December 15, 2013, 04:00 pm
In budget deal, a secret reward for Dems
By Erik Wasson
The two-year budget deal approved by the House has hidden political benefits for Senate Democrats, Republicans charge.
Because it sets a top-line budget number for 2015, Democrats won’t have to write and pass a budget resolution in the midterm election year.
That means vulnerable Democrats like Sens.

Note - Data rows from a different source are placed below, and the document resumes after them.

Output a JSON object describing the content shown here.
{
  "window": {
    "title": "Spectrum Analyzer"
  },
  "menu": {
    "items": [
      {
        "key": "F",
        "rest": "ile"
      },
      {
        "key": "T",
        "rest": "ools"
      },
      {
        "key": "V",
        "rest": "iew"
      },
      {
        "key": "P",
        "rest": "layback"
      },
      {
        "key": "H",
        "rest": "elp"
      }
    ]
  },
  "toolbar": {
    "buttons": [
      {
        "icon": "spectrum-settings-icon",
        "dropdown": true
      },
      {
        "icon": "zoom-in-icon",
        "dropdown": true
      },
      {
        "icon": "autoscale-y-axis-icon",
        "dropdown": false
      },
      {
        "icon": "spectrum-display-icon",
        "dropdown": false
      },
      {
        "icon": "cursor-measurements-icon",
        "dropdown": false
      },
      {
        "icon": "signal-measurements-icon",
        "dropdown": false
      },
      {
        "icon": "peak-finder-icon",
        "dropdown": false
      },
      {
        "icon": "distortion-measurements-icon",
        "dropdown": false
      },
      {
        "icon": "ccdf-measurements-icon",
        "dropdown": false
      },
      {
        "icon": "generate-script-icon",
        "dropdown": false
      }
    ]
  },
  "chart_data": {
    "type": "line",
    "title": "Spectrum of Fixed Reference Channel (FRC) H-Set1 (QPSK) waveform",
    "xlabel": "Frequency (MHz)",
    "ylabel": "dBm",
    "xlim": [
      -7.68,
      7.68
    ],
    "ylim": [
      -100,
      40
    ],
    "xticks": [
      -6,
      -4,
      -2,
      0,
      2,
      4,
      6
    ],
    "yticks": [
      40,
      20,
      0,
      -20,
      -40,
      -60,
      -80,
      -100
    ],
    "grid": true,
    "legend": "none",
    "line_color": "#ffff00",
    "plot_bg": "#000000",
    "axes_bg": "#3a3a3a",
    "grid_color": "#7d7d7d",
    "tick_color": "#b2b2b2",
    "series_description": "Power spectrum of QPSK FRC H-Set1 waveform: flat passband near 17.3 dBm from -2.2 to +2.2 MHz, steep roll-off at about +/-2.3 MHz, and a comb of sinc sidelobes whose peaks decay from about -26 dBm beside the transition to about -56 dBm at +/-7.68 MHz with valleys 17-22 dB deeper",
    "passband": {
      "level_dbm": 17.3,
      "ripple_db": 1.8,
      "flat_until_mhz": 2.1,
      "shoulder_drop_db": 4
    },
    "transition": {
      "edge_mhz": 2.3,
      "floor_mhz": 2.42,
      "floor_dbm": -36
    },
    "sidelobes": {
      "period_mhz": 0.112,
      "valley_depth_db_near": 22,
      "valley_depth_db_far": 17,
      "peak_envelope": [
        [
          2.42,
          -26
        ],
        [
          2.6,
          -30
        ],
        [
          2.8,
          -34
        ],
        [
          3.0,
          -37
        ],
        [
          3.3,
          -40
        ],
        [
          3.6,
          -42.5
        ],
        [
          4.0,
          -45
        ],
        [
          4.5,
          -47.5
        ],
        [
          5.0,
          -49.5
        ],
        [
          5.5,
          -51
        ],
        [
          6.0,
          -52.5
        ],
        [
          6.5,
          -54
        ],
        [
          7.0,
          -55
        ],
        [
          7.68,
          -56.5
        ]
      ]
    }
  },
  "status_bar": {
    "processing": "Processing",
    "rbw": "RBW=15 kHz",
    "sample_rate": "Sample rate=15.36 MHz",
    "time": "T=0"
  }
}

Mark Pryor (Ark.), Mark Begich (Alaska), Kay Hagen (N.C.) and Mary Landrieu (La.) won’t have to take tough votes as part of a budget vote-o-rama.
Republicans are unhappy, as they believe the tough votes would have made it easier to defeat those candidates next fall and take control off the Senate in 2015. With ObamaCare's difficult rollout, forcing members to vote on many aspects of the healthcare law would be especially appealing.

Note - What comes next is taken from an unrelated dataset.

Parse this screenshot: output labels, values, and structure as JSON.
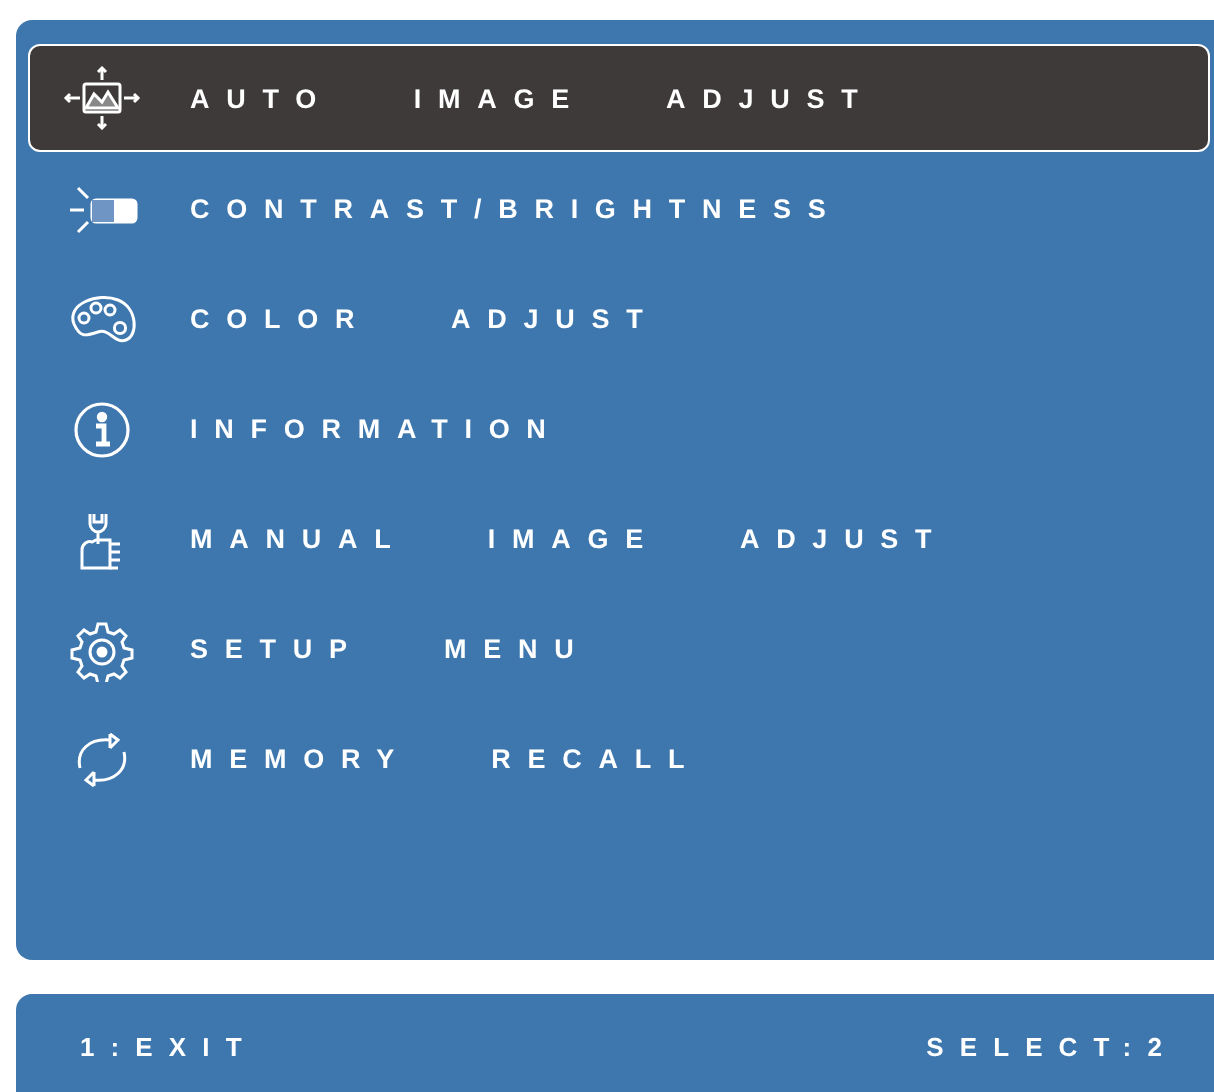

The Senate is expected to vote on the budget deal on Tuesday.
Until this spring, when the Senate approved its first budget resolution in four years, Senate Democrats had repeatedly avoided passing a budget in part because of the problems it would have created for vulnerable members.
In two of the years in which the Senate failed to pass a budget, Senate Majority Leader Harry Reid (D-Nev.) argued budget caps in the 2011 Budget Control Act law meant no resolution was legally necessary.
Republicans said Reid was wrong then, and he’d be wrong now if he used the new bill to avoid a budget vote.
“Yes we should do a budget every year and the Budget Control Act was used as an excuse and it was a poor excuse,” Senate Budget Committee Ranking Member Jeff Sessions told The Hill on Friday. “It seems to me it would be the same with this.”
At this point, Democrats aren’t committing to doing a new budget.
Eli Zupnick, a spokesman for Senate Budget Committee Chairman Patty Murray (D-Wash.), said she “certainty plans to continue the budget process next year and hopes that Democrats and Republicans can build on the bipartisan work done in the budget conference.”
“One of the benefits of this bipartisan budget deal is that Congress can move away from the constant crises and return to regular order,” he added. “Right now she is focusing on passing this budget deal. Once that’s done she will work with other members of the committee on the path forward for the FY15 budget.”
A source argued that the deal allows the 12 appropriations bills for 2015 to move forward and that will open up the chance for tough votes on the floor.
House Budget Committee Chairman Paul Ryan (R-Wis.) at this stage is committing to doing a budget resolution, his office said, even though it will likely put his conference on record again supporting controversial cuts to Medicare in an election year.
When Senate Democrats brought this year’s budget to the floor, Republicans offered hundreds of amendments. Many of them were controversial and were meant to force Democrats into tough votes, such as backing tax increases.
Four vulnerable Democrats — Pryor, Hagan, Begich and Sen. Max Baucus (Mont.), who decided against running for reelection — opposed the overall budget, which had nearly $1 trillion in new tax revenue. It squeaked through in a 50-49 vote.
Session said that the budget is a unique opportunity because the majority leader cannot use a procedural tactic known as filling the amendment tree to block amendments.
“It's the only time in the entire legislative process by which individual senators can get a vote on an amendment they care about because of this unprecedented filling of the tree keeps anybody from getting an amendment,” he said.
Sessions is also unhappy about another aspect of this year’s budget deal.
It would suspend a procedural point of order in the Senate against using revenue increases to offset new spending in the coming fiscal year.
That point of order has been used several times recently by Republicans to stop revenue-raising legislation.
Defenders of the deal argue that Republicans can still use the filibuster against a tax increase, though they acknowledge the point of order has been weakened in the deal.